How do linguists define the idea of a grammatical subject?
The only place I could find on the Internet about linguists' definition of a grammatical subject was at the SIL glossary, here. (http://www-01.sil.org/linguistics/GlossaryOflinguisticTerms/WhatIsASubject.htm).
According to this definition, grammatical subjects often have...
- "The grammatical characteristics of the agent of typically transitive verbs"
- "The grammatical characteristics of the single argument of intransitive verbs"
- "A particular case marking or clause position"
- "The conditioning of an agreement affix on the verb"
- "The capability of being obligatorily or optionally deleted in certain grammatical constructions, such as the following clauses: Adverbial, Complement, Coordinate"
- "The conditioning of same subject markers and different subject markers in switch-reference systems"
- "The capability of co-reference with reflexive pronouns"
The definition doesn't imply that all grammatical subjects in all languages have all of these characteristics.

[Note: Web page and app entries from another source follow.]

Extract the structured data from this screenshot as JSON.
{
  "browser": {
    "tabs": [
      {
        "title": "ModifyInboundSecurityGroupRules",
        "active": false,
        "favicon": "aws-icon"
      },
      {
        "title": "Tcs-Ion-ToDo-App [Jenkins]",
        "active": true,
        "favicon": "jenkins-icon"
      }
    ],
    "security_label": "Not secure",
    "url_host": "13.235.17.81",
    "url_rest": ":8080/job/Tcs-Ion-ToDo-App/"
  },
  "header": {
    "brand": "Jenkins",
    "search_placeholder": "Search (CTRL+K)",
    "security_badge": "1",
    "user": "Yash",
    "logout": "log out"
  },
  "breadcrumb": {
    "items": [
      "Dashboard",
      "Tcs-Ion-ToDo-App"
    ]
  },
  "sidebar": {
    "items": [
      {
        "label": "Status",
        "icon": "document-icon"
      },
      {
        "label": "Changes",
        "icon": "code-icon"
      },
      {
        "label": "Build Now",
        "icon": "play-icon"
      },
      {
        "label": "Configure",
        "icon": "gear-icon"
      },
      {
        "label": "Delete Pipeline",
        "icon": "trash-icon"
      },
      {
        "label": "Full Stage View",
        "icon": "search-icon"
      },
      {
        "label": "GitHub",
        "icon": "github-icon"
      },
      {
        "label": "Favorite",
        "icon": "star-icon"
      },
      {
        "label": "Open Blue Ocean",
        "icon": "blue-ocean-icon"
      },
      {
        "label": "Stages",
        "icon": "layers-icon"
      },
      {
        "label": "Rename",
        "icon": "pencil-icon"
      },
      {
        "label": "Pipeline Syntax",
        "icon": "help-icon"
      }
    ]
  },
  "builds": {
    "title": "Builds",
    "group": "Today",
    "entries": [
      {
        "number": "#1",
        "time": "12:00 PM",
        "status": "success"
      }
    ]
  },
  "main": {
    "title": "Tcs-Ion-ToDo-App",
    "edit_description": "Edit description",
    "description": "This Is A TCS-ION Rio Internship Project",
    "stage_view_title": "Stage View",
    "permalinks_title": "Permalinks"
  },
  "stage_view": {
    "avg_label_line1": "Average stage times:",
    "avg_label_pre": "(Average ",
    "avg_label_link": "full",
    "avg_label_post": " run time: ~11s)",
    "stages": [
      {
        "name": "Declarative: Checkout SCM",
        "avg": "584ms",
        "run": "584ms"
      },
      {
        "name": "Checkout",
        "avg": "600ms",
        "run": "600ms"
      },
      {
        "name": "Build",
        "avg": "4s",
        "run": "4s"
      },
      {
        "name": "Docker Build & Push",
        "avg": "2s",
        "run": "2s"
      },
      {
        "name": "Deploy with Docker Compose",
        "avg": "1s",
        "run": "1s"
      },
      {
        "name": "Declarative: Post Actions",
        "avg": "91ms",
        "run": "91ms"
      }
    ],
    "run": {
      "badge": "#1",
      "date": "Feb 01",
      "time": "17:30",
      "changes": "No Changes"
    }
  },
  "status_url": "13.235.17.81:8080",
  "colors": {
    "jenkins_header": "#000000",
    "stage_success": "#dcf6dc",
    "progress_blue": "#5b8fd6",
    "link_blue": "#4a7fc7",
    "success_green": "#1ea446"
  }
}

But I was wondering whether this definition passes muster among the professional linguists on this list. If not, is there are better source of information about what grammatical subjects are?